Sam Lloyd, an actor, statesman, philanthropist, and community leader, died peacefully at his home in Weston, Vermont, on Friday, March 24. He was 91. The cause of death was heart failure.
Sam Lloyd was born in New York City on September 8, 1925, son of Sam Lloyd and Ruth Lapham Lloyd. He was raised in the suburban communities of Stamford and New Canaan, Connecticut. After graduating from Lawrenceville Academy in 1942, he joined the U.S. Marine Corps, serving with distinction in the Pacific during World War II in the 21 st Marines 3rd Division, including the invasion of Iwo Jima. After the war, Sam trained at the Feagin School of Drama and Radio in New York City and played summer stock in Ridgefield, Connecticut and Chatauqua, New York. He then joined the acting company at the famed Cleveland Playhouse in Ohio, where – interrupted by a return to duty with the Marines during the Korean War – he spent many productive seasons.
Mr. Lloyd first came to Weston, Vermont, to appear at the Weston Playhouse in the summer of 1951, and he subsequently appeared in more than a thousand Playhouse productions, including Sherlock Holmes (1990) with his wife Barbara, brother Christopher, and son Sam.
During the late 1950’s, he moved to New York City where he studied with Uta Hagen, understudied Walter Matthau in the Broadway production of A Shot in the Dark and appeared in A Cook for Mr. General with a young Dustin Hoffman. He has also appeared in three Vermont films, The Spitfire Grill (1996), Where the Rivers Flow North (1953), and Bereft (2004).
Sam and his family moved full time to Weston in 1960, where he combined acting, business, and community service into a life of extraordinary breadth. He owned and operated the Weston Bowl Mill for more than three decades while finding time to serve eight years in the Vermont State Legislature, moderate the Weston Town Meeting for almost four decades, serve repeated terms on the State Environmental Board, serve as a member of the Weston Selectboard and Planning Commission, and the Flood Brook School Board. A dedicated environmentalist, he was among the authors of Vermont’s billboard law and Act 250, both of which were dedicated to preserving the Vermont that he loved.

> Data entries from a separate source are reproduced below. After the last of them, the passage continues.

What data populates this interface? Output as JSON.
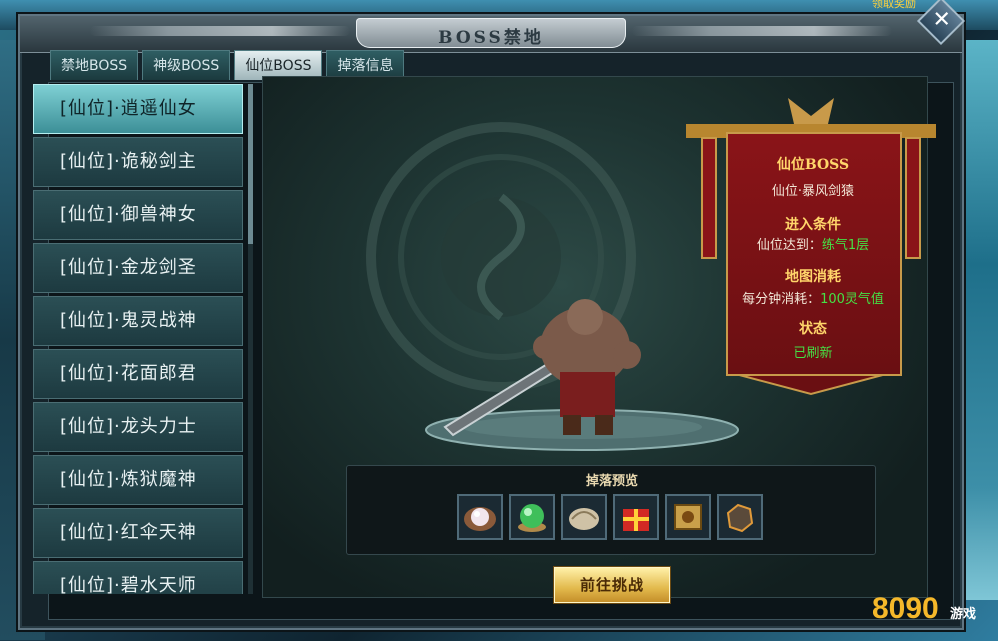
{
  "window": {
    "title": "BOSS禁地",
    "close_label": "✕"
  },
  "tabs": [
    {
      "label": "禁地BOSS",
      "active": false
    },
    {
      "label": "神级BOSS",
      "active": false
    },
    {
      "label": "仙位BOSS",
      "active": true
    },
    {
      "label": "掉落信息",
      "active": false
    }
  ],
  "boss_list": [
    {
      "label": "[仙位]·逍遥仙女",
      "selected": true
    },
    {
      "label": "[仙位]·诡秘剑主",
      "selected": false
    },
    {
      "label": "[仙位]·御兽神女",
      "selected": false
    },
    {
      "label": "[仙位]·金龙剑圣",
      "selected": false
    },
    {
      "label": "[仙位]·鬼灵战神",
      "selected": false
    },
    {
      "label": "[仙位]·花面郎君",
      "selected": false
    },
    {
      "label": "[仙位]·龙头力士",
      "selected": false
    },
    {
      "label": "[仙位]·炼狱魔神",
      "selected": false
    },
    {
      "label": "[仙位]·红伞天神",
      "selected": false
    },
    {
      "label": "[仙位]·碧水天师",
      "selected": false
    }
  ],
  "info": {
    "header": "仙位BOSS",
    "boss_name": "仙位·暴风剑猿",
    "entry_title": "进入条件",
    "entry_label": "仙位达到：",
    "entry_value": "练气1层",
    "cost_title": "地图消耗",
    "cost_label": "每分钟消耗：",
    "cost_value": "100灵气值",
    "status_title": "状态",
    "status_value": "已刷新"
  },
  "drop_preview": {
    "title": "掉落预览",
    "items": [
      "pearl-icon",
      "jade-orb-icon",
      "shell-icon",
      "gift-box-icon",
      "scroll-icon",
      "ore-icon"
    ]
  },
  "go_button": "前往挑战",
  "corner_text": "领取奖励",
  "watermark": {
    "brand": "8090",
    "sub": "游戏"
  },
  "colors": {
    "accent_gold": "#e2b94c",
    "banner_red": "#8a1418",
    "status_green": "#45e045",
    "tab_active": "#e4eef0",
    "list_selected": "#7fd0d4"
  }
}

Sam served as President of the Weston Community Club, was a board member of Vermont Institute of Natural Science, and from 1996 to 2006 he was a member of the Board of Directors of the Weston Playhouse Theatre Company.
Sam’s generosity to local institutions is legendary. In the early 1990s, he envisioned the importance of computers in education and donated computers to Flood Brook School and endowed a forward-looking computer program at the school. He also was generous to the Vermont Land Trust, Vermont Community Foundation, and, of course, the Weston Playhouse Theater Company. On the Opening Night of his performance in An Ideal Husband (July 13, 2001), the Theatre Company commemorated his fifty years on the Weston Playhouse stage by naming its rehearsal hall in his honor.
Sam is survived by his beloved wife Barbara of 35 years, who has also been an actor on the Weston stage. He has survived by his four children, Sam Lloyd, Jr., Laurel Lloyd, Robin Lloyd, and Sandra Yaple. A fifth child, Jackson Lloyd, predeceased him. He is also survived by three siblings, Christopher Lloyd, Ruth Lloyd, and Adele Lloyd. He has four grandchildren, four great grandchildren, three stepchildren, three step grandchildren, one step great grandchild, and numerous nieces and nephews.
Sam Lloyd could have played on any stage. The Weston Playhouse and State of Vermont are fortunate indeed that he chose to play on ours.
A memorial service will be held at a later date. Memorial Contributions may be made to the Weston Playhouse Theatre Company.